There’s also a good paper by Mebin Faber about this. I found it very interesting.
Excerpt from Meb Faber’s analysis:

He makes very interesting conclusions such as:

  1. the best and worst days tend to cluster together (volatility clustering) – the majority of both the best and worst days happen when the markets are in a down trend (below a 200 day simple moving average) -> therefore, the ride is much calmer when you’re invested during times of the market being above the 200 day simple moving average.
  2. if you miss both the best and worst days, then your annual returns are better than buy and hold.

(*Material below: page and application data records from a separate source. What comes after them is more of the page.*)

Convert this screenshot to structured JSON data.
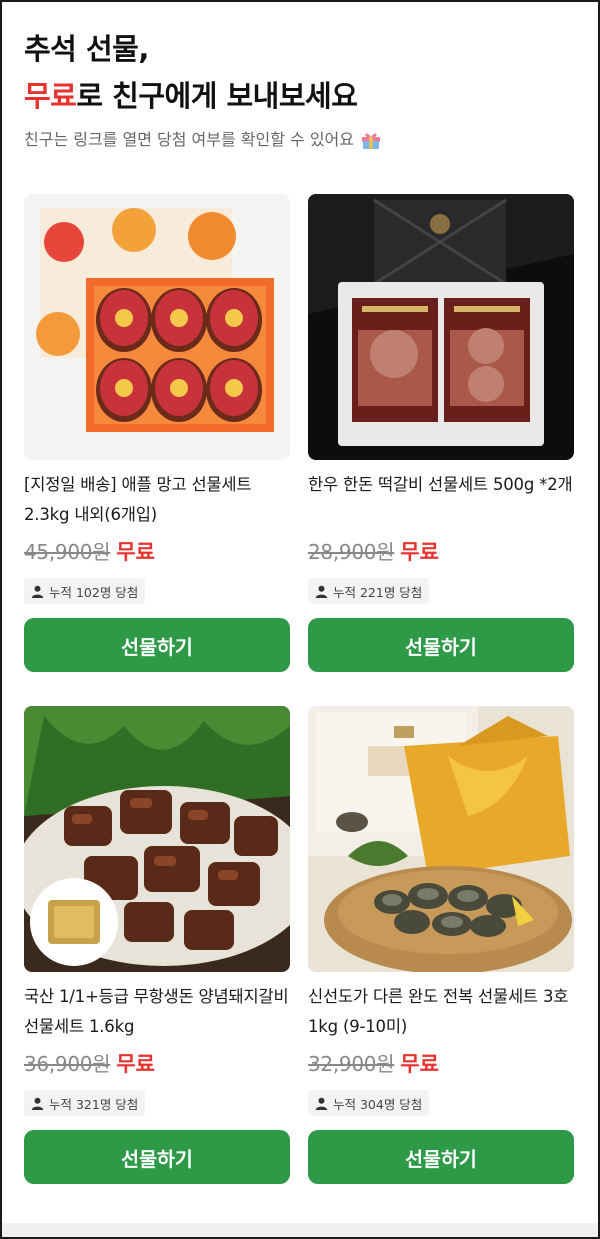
{
  "header": {
    "title_line1": "추석 선물,",
    "title_accent": "무료",
    "title_line2_rest": "로 친구에게 보내보세요",
    "subtitle": "친구는 링크를 열면 당첨 여부를 확인할 수 있어요",
    "subtitle_icon": "gift-icon"
  },
  "colors": {
    "accent_red": "#e8322f",
    "button_green": "#2e9a48"
  },
  "products": [
    {
      "name": "[지정일 배송] 애플 망고 선물세트 2.3kg 내외(6개입)",
      "original_price": "45,900원",
      "sale_label": "무료",
      "winners": "누적 102명 당첨",
      "button_label": "선물하기"
    },
    {
      "name": "한우 한돈 떡갈비 선물세트 500g *2개",
      "original_price": "28,900원",
      "sale_label": "무료",
      "winners": "누적 221명 당첨",
      "button_label": "선물하기"
    },
    {
      "name": "국산 1/1+등급 무항생돈 양념돼지갈비 선물세트 1.6kg",
      "original_price": "36,900원",
      "sale_label": "무료",
      "winners": "누적 321명 당첨",
      "button_label": "선물하기"
    },
    {
      "name": "신선도가 다른 완도 전복 선물세트 3호 1kg (9-10미)",
      "original_price": "32,900원",
      "sale_label": "무료",
      "winners": "누적 304명 당첨",
      "button_label": "선물하기"
    }
  ]
}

The above analysis would suggest that market timing can indeed work and that there is HUGE value in eliminating the bad days. Investing during times when the market is above its simple 200 day moving average could eliminate 60-80% of the volatile days (both best and worst days) and then allow you to benefit from the uptrend. It would be a smooth and relatively boring ride, but the data suggests it would work better than buy and hold.

Bi den! 🙂

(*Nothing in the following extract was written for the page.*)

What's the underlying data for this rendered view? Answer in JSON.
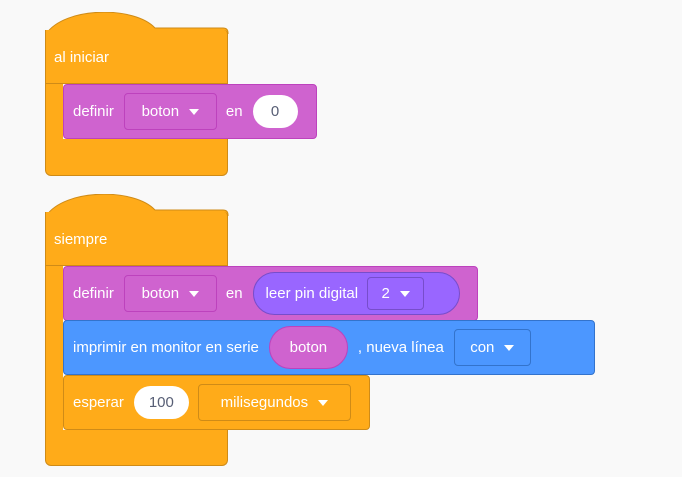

Is gold a buy right now?

Gold is going up like there’s no tomorrow. All-time highs and all. Silver has exploded recently as well. Is this a buying opportunity?

I………………… really have no idea. Anybody who tells you otherwise is a liar and probably trying to sell you something.

Gold is seen as a store of value and as a safe-haven during times of economic difficulty. Things aren’t looking that great out there with rising unemployment and closure of businesses. Naturally, people flock to the shiny metal.

Gold itself doesn’t produce an income (no dividends) and doesn’t have many industrial uses. I know Warren Buffet isn’t that fond of the stuff either.

Have a look at longtermtrends.net where they compare US stocks and gold and silver over many decades. The charts will show that over the long term stocks have been a significantly better investment than gold.

I’m sure you have noticed there’s been plenty of positive news about a Covid-19 vaccine, which could improve the economic outlook. Stocks are doing really well and many tech stocks are at all-time highs (check out the Nasdaq 100). Or is it inflation that’s pushing stock prices up? Inflation doesn’t only increase your grocery bill… it can manifest in mysterious ways. 🙂

These days we have more alternatives to gold as well. Crypto looks very promising to me.

Gold is having a good run this year. However, nothing in the world of finance stays the same for long. It’s important to have an investment strategy and even more important to follow it. Don’t marry your positions!

Good luck!